Long-term efforts to encourage software vendors to improve how they handle software updates and make it easier for users to deploy them. Education and assistance programs for victims can talk about basic system hygiene such as backups and patching, negotiating ransoms, and finding decryptor kits. Provide professional negotiators to help get the outcome law enforcement and organizations can work with.
Other education programs can focus on partnering with software vendors to improve how they handle software updates and helping users install them. Initiatives focused on basic system hygiene such as backups and patching still need to be part of the mix.
It’s all about incentives. Health care organizations are more motivated about providing patient care and less about discouraging future attacks. But if there is a framework providing viable alternatives to paying, they would consider not taking the immediate, short-term fix.
It wasn’t up to the residents of Chicago to figure out how to drink the water safely. It isn’t up to the victims to solve the ransomware problem. Industry leaders and government officials that guide policy need to come up with ideas to crack this problem.
"Right now we don't have good options and you can't rely on the local IT shop to come up with a better answer to ransomware,” Martin-Vegue said.
One approach Martin-Vegue would like to see gain traction would be to treat ransomware kits as any other type of software and set up bug bounty programs. Whoever can create a decryptor kit for the malware or somehow compromise the kit would qualify for a reward. If someone finds vulnerabilities which could then be used to create the decryption kit, that would also qualify for a payout, as well.
“We pay people to find vulnerabilities [in software] today. Let’s do the same thing with ransomware,” Martin-Vegue said. “It would go a long way to solving some of this problem.”
Making Decisions Earlier
A lot of the current discussion focuses on the choices victims have when they’re already under attack.

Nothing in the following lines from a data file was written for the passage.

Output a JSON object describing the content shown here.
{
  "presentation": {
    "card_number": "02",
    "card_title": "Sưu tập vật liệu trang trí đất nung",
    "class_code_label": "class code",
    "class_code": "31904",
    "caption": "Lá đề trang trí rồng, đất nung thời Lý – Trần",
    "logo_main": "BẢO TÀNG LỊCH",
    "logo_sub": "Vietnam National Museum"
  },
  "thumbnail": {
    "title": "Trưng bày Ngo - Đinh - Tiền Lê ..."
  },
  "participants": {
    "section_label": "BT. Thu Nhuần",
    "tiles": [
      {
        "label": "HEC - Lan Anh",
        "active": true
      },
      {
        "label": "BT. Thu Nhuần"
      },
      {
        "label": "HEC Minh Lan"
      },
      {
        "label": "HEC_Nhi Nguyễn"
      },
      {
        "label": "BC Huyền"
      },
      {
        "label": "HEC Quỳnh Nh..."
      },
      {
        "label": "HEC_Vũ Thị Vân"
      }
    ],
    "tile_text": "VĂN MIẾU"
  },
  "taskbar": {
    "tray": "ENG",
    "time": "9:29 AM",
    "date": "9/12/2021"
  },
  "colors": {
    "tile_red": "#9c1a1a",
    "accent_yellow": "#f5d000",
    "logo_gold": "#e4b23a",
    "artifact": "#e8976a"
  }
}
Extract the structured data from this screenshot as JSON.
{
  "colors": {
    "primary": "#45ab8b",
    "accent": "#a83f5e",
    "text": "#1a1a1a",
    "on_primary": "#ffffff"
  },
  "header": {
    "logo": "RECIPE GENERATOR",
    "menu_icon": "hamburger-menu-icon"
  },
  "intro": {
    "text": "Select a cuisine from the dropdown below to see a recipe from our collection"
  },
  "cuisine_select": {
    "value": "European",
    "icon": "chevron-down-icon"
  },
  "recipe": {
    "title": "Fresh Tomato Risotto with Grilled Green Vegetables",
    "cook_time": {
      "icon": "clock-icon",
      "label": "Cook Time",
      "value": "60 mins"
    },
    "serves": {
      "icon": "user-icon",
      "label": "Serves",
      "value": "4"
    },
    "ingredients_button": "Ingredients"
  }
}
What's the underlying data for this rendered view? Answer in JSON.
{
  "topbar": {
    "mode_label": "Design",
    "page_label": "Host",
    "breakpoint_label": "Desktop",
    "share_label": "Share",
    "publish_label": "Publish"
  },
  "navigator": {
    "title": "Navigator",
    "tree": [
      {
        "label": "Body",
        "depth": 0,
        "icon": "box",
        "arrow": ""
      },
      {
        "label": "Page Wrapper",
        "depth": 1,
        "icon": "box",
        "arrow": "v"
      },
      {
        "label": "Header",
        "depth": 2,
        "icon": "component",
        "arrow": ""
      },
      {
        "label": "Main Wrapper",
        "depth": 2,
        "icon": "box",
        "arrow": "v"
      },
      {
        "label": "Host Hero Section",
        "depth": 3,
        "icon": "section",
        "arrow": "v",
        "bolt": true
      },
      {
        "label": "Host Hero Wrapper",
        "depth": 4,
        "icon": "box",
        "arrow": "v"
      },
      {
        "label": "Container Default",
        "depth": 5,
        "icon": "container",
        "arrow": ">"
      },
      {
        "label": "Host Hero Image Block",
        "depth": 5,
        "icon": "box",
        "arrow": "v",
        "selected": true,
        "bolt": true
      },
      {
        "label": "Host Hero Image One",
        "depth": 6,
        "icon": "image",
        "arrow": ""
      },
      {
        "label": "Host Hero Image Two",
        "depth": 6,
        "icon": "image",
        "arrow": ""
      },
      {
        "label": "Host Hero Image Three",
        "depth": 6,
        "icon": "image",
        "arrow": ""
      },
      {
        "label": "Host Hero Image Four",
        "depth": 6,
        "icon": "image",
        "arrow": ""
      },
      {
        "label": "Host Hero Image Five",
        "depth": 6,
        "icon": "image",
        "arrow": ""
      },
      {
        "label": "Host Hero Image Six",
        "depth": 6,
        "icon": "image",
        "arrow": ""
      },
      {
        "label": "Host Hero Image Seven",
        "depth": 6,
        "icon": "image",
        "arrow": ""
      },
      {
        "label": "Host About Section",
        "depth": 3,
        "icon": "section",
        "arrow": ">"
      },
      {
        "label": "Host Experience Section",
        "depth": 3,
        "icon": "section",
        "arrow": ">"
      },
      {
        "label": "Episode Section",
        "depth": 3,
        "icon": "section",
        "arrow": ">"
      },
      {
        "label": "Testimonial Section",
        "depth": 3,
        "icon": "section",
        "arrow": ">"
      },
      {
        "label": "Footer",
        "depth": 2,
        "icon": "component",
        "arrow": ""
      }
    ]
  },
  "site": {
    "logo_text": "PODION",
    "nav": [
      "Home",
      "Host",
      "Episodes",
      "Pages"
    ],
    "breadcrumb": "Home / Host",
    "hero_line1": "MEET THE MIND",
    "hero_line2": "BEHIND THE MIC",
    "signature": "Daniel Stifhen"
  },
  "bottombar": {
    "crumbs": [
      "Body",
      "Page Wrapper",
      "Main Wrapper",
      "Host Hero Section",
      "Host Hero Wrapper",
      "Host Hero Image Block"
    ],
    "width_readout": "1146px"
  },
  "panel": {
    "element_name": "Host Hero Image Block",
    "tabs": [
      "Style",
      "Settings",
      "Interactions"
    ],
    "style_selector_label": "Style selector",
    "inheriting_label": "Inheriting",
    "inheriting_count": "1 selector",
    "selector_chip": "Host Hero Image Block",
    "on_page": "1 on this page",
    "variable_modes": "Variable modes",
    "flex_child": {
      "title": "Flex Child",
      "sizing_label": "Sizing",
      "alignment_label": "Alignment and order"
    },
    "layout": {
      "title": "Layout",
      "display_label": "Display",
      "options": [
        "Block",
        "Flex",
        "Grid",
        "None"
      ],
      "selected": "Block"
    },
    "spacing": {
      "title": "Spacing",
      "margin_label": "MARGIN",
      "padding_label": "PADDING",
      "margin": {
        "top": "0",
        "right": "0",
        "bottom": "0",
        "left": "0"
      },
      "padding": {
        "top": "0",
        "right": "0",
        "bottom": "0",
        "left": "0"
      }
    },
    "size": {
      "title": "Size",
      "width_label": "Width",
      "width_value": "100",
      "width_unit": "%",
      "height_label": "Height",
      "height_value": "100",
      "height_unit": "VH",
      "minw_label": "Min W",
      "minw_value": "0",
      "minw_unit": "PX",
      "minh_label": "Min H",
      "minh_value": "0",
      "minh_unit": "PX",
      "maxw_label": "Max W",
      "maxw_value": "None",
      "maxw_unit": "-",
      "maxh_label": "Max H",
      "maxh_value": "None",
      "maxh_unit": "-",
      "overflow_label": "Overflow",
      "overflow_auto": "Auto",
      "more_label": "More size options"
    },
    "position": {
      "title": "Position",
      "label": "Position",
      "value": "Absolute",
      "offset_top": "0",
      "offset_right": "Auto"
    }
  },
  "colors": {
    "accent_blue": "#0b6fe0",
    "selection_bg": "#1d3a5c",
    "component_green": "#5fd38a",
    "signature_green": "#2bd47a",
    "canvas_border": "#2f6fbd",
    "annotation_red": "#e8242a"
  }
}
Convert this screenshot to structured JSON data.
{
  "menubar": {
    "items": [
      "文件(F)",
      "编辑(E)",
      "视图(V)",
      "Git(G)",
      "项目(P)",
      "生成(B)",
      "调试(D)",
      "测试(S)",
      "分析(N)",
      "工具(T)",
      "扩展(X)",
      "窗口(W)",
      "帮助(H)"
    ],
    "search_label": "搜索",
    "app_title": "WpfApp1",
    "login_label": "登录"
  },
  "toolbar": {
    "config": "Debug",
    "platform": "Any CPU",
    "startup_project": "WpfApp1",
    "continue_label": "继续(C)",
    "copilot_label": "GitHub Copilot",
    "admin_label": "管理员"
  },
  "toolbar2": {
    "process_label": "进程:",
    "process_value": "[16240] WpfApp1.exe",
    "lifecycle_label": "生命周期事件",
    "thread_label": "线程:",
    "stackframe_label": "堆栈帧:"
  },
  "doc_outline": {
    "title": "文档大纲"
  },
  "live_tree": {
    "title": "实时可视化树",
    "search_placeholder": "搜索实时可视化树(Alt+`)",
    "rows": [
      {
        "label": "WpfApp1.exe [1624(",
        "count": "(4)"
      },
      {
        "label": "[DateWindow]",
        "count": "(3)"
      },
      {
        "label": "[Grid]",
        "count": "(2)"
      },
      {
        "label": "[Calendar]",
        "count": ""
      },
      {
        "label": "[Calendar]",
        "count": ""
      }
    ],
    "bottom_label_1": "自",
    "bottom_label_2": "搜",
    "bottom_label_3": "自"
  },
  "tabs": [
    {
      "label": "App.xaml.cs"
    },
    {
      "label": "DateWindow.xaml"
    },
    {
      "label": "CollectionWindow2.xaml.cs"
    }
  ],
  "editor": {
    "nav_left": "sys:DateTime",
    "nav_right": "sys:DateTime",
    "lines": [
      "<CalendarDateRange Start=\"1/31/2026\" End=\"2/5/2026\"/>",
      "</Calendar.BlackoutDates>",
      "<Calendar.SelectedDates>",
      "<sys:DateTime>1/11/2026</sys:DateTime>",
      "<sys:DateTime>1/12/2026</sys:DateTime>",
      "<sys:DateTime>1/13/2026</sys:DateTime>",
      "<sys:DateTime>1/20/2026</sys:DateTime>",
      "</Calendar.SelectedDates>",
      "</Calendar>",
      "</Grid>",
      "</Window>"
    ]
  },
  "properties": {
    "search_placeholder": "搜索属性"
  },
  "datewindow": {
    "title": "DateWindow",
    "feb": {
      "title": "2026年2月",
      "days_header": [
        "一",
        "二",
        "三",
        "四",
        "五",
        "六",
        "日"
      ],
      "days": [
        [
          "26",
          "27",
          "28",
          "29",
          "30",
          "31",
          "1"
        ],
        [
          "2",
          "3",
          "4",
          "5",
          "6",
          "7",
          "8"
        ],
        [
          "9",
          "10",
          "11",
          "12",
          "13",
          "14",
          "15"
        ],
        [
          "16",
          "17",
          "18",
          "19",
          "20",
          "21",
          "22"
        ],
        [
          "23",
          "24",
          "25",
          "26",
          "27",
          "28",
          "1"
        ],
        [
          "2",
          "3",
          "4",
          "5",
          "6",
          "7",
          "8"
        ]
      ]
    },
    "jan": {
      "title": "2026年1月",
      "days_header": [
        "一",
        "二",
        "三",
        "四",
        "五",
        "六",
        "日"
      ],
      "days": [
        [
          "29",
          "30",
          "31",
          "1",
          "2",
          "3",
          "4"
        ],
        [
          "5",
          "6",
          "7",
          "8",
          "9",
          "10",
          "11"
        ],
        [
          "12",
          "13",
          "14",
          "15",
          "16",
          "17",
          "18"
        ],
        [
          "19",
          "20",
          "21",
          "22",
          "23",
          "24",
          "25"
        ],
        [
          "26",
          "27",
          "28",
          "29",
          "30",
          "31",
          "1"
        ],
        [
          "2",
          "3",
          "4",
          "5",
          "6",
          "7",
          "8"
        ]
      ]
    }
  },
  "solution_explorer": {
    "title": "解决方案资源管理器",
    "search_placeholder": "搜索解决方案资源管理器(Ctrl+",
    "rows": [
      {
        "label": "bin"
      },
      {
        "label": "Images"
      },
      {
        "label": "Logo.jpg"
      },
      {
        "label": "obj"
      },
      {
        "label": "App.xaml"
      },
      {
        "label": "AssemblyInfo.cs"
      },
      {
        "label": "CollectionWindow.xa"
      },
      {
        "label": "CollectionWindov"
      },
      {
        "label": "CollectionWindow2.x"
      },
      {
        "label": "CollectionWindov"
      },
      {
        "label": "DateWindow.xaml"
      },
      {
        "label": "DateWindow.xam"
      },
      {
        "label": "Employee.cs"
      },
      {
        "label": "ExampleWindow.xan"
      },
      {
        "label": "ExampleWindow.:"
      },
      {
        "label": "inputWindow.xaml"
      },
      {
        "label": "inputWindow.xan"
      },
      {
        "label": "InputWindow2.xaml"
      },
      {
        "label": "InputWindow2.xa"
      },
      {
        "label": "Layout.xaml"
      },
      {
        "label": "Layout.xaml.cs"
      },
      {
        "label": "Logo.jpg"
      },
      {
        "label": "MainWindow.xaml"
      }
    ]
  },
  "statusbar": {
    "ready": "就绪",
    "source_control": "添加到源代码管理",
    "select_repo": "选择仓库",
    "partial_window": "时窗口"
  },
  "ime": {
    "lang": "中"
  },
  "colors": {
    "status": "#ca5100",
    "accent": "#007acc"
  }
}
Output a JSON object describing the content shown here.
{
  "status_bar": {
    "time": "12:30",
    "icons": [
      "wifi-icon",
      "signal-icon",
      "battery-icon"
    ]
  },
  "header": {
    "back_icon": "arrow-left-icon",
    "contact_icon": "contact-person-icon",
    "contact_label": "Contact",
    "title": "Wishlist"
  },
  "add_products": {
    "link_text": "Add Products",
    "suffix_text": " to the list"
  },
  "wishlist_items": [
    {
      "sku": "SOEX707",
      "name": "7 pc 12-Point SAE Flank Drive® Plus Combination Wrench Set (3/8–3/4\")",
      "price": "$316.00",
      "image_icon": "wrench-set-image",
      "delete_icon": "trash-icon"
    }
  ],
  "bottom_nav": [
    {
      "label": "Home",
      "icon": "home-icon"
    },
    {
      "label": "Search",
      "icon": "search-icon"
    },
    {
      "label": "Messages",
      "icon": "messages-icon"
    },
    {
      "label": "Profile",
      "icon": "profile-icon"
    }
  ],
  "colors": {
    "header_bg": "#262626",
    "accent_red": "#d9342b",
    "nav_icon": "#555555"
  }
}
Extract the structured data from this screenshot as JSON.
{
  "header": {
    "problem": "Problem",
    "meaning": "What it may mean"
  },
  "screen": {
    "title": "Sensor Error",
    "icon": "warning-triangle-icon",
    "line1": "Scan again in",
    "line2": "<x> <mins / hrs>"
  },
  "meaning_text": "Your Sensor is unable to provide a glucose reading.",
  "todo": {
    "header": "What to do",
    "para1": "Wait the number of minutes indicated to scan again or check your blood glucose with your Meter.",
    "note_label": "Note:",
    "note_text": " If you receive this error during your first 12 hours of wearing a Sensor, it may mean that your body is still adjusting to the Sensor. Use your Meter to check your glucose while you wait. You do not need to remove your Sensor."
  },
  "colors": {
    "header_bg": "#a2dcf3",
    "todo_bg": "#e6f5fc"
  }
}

The decision tree looks at the possibility of restoring from backup, looking for tools that can decrypt the locked files, trying to negotiate with the attackers, paying the ransom, or walking away and starting over from scratch. However, there are many decisions made even earlier, long before the attack, that impact what kind of choices are currently available. There were decisions on what IT projects to prioritize and fund and choices made in light of resource and time constraints.
Instead of harping on the victims about why they didn’t patch systems, why legacy systems are still in use, or why the attackers succeeded, security teams need to insert themselves into the decision tree much earlier, Martin-Vegue said. Long before the attack even happens, security teams should be starting the conversation about the impact of having legacy systems, assessing the effectiveness of the existing backup strategy, and developing a plan on how to respond to this kind of extortion.
“We can't browbeat them anymore. We can't just continue to yell at people, patch your stuff because, that's not working, obviously,” Martin-Vegue said.
The core philosophy behind risk management is analyzing decisions and helping business leaders prioritize their decisions based on resource allocation. There is a whole science around decision-making, one that considers the obstacles and the consequences before making a decision that makes logical sense. Security leaders need to interject themselves into the risk management conversation—where decisions are analyzed and resources are allocated—if they want to influence the eventual security decision.
“I wonder if we’ve gotten to the point where we just accept this [extortion] as our fate in the sense that we just know that there's going to be a certain amount of ransomware victims per year, and they’re just going to pay,” Martin-Vegue said. “I just don't want that to happen. I don't want us to give up on that.”